5-9 Table of Contents (since this is a book containing 74 very short works, it is a long TOC)

10 Blank (if the TOC had ended on an even page, there would have been 2 blank pages)

11-100 Main Content (this must start on an odd page)

101-102 Blank (if the main content had ended on an odd page, one blank would have sufficed).

103 About the Author

104 Blank

105 Acknowledgments

106 Blank

107 Other Works (pitch for my other stuff)

108 Blank

The TOC, Main Content, and first page of (non-blank) rear matter must begin on odd pages. It's a matter of taste whether each piece of rear matter must.

In total, my front-matter is 10 pages, my content is 90 pages, and my rear matter is 18 pages.

It may seem an absurd waste to have 18 pages of cruft for 90 pages of content --- but it's the way things are done. Many traditionally-published books have a much higher cruft to content ratio. They have indices, glossaries, endnotes, extensive advertising, lists of other books in the series, introductions and prefaces and heaven-knows what else. The truth is that you have little control over some of this.

The Rear-matter is entirely optional, though a book should have at least 2 blank pages after the content ends to look decent. Novels won't need a table of contents, but I strongly advise against dispensing with any of the other standard front-matter elements in a bid to cut costs.

There are many ways to make a printed book look unprofessional --- crappy illustration, bad font choice, narrow margins --- and jumping right into the content is one of them. Yes, the items I described may be superfluous packaging, but they are what readers have come to expect. Besides, they look nice. The whole point of this exercise is to produce a beautiful book, and a beautiful book isn't designed to optimize the ink to paper ratio or minimize the production cost. In my opinion, there is no point to producing a physical book if it won't be beautiful. After all, most people buy ebooks. The main reason to print a book these days is because you care about offering a quality product. The good news is that it's now very possible to do so, the bad news is that you'll need to waste a bit of tree.

Starting material: The Raw Illustration File

As mentioned in an earlier post, I commissioned a local artist to produce to drawings for my first two books of short works. He produced lovely ink drawings, which I framed, and also gave me high-resolutions scans for use with my books. The first was used for The Man Who Stands in Line. For that, I hired a professional cover designer. She embedded the elements in the illustration.

For The Way Around, I decided to do the cover design myself. The JPEG I received from the artist was 10200x6600 (around a 46 MB file), an aspect ratio of 1.54545. However, not all of the area was usable. It was a scan of a real drawing, and the edges were tattered, there was some info below it, and it had a big swath of white next to the image. None of this was unexpected.

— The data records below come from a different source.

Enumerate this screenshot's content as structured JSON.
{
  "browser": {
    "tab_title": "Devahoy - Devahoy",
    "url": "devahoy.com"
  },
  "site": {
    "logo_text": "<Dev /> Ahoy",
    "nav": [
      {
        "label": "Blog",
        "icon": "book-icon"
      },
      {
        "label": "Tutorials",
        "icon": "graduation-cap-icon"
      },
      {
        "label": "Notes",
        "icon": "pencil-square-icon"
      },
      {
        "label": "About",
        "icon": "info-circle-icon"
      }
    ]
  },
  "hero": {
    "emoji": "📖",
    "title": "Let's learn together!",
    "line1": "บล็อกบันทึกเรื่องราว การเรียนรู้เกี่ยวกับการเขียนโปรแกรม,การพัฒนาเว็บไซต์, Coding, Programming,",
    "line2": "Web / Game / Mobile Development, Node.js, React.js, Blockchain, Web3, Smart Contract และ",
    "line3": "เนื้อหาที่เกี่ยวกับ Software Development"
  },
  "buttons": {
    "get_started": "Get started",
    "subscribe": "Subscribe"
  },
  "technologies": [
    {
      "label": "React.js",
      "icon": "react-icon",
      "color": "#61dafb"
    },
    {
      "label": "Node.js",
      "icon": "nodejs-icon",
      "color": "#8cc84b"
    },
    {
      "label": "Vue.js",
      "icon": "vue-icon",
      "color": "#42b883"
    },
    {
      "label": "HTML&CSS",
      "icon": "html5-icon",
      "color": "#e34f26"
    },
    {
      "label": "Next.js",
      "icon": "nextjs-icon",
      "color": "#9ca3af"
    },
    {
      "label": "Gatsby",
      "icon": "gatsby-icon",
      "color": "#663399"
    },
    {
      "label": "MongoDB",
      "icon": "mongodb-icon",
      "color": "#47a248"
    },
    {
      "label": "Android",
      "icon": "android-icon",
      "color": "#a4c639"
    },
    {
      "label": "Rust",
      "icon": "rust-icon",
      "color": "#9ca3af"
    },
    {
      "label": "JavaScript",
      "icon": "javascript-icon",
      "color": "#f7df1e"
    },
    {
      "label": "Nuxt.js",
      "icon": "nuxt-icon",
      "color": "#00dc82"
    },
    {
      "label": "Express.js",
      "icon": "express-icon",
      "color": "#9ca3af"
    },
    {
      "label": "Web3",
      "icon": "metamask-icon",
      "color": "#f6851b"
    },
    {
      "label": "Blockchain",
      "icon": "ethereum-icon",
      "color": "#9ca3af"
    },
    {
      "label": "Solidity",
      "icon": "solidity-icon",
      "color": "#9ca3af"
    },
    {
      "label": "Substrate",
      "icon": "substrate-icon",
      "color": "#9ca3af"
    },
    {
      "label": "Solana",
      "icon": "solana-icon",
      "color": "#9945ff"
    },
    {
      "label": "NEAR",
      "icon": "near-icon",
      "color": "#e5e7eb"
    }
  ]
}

These are all things one typically finds in an artwork and they tend to be covered (or wrapped) when framing.

Ken's Guide: Indie Publishing on Linux (Cover Design 2). Self-Publishing. Pre-Image.

Note: When given an image, you can determine the size in pixels using Imagemagick's "identify" tool.

"identify myfile.jpg"

Starting material: The Ingram Cover Template

I next needed a cover template to work with. I supplied Ingram's Cover Template tool with an ISBN for the paperback. I was pleased with the appearance of my first book, The Man Who Stands in Line, and decided to go with many of the same stylistic choices. Here are the relevant parameters:

Trim Size: 5x8"
Interior Paper: B&W, Creme (50lb paper)
Binding Type: Paperback, Perfect Bound
Laminate Type: Matte
Page Count: 108
File Type PDF

I didn't enter any price info since I didn't want a hardcoded price as part of the ISBN-block barcode. To my mind, it’s a bad idea and I’ve never understood why publishers do it.

Note that not all book options are available from Ingram for all trim sizes. 5x8 is pretty standard (much like 6x9), so most choices are available. For less-common sizes, there may be fewer options.

Here is an image of the template they emailed me.

Self-publishing cover template from ingram.

Our goal will be to precisely overlay the pink and blue area with our cover.

Next time we will start creating an actual cover from our image and cover template!

K.M. Halpern